Aerosol emissions decreased by 50 per cent and black carbon emissions dropped by 49 per cent when using biofuel compared to conventional fuel.
Additionally, results showed a comparable engine performance but an improvement of 1.5 per cent in fuel consumption.
The results floored even the president and CEO of Agrisoma, Steven Fabijanski.
“We expected a reasonable reduction, but we didn’t expect the reduction to be to that extent,” he said. “We were pleasantly surprised about the reduction.”
The information was collected during the flight which took place on Oct. 29, and was analyzed by a team of experts, according to a release from the NRC.
A Falcon 20 aircraft flew at 30,000 feet, similar to regular commercial aircraft altitude. A second aircraft, the T-33, tailed the Falcon in flight to measure engine emissions.
The jet’s engines required no modification for the flight, as the biofuel met the specifications of petroleum-based fuels.
Applied Research Associates – an Albuquerque, N.M. headquartered clean-tech firm with an office in Toronto – turned Agrisoma’s oilseed crop into biofuel. The crop, called Brassica carinata, carries the brand name Resonance.

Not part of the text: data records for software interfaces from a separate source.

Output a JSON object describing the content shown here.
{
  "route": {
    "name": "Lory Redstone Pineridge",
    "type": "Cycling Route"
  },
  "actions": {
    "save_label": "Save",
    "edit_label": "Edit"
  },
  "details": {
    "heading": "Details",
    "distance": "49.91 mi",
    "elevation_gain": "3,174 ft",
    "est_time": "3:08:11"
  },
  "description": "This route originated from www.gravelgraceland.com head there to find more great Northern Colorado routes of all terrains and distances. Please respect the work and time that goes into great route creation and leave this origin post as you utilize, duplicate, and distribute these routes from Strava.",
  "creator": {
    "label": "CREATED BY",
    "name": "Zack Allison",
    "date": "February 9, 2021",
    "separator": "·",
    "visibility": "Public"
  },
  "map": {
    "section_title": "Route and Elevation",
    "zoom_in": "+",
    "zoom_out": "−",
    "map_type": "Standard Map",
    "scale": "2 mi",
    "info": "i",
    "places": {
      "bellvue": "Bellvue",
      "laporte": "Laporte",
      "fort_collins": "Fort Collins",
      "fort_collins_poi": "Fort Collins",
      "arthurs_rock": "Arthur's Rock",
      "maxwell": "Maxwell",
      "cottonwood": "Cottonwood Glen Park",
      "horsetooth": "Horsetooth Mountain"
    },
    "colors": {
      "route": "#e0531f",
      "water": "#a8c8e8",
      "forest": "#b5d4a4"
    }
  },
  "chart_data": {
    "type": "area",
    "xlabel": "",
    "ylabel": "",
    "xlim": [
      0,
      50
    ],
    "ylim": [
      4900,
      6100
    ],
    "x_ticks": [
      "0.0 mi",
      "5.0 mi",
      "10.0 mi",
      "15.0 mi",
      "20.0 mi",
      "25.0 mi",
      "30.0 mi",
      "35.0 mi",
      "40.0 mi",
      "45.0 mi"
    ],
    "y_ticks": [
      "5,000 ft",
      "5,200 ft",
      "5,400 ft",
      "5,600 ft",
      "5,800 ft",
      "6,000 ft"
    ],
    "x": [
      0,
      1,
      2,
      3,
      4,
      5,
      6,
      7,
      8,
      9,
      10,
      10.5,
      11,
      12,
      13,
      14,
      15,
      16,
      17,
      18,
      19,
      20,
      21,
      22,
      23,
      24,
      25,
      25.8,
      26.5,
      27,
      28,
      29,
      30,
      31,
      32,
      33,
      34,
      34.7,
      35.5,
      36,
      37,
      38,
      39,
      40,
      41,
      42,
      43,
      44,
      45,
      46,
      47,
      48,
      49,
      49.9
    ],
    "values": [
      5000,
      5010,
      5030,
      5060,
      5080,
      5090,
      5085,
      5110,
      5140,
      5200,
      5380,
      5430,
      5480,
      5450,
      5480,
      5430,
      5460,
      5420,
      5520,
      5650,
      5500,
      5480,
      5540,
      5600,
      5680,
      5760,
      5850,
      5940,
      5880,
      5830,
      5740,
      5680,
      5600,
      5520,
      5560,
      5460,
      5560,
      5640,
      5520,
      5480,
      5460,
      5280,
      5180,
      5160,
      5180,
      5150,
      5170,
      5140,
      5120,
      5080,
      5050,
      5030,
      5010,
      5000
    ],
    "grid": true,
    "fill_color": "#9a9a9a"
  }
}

Agrisoma, an agricultural biotechnology company, is headquartered in Ottawa and grows its crops in western Canada.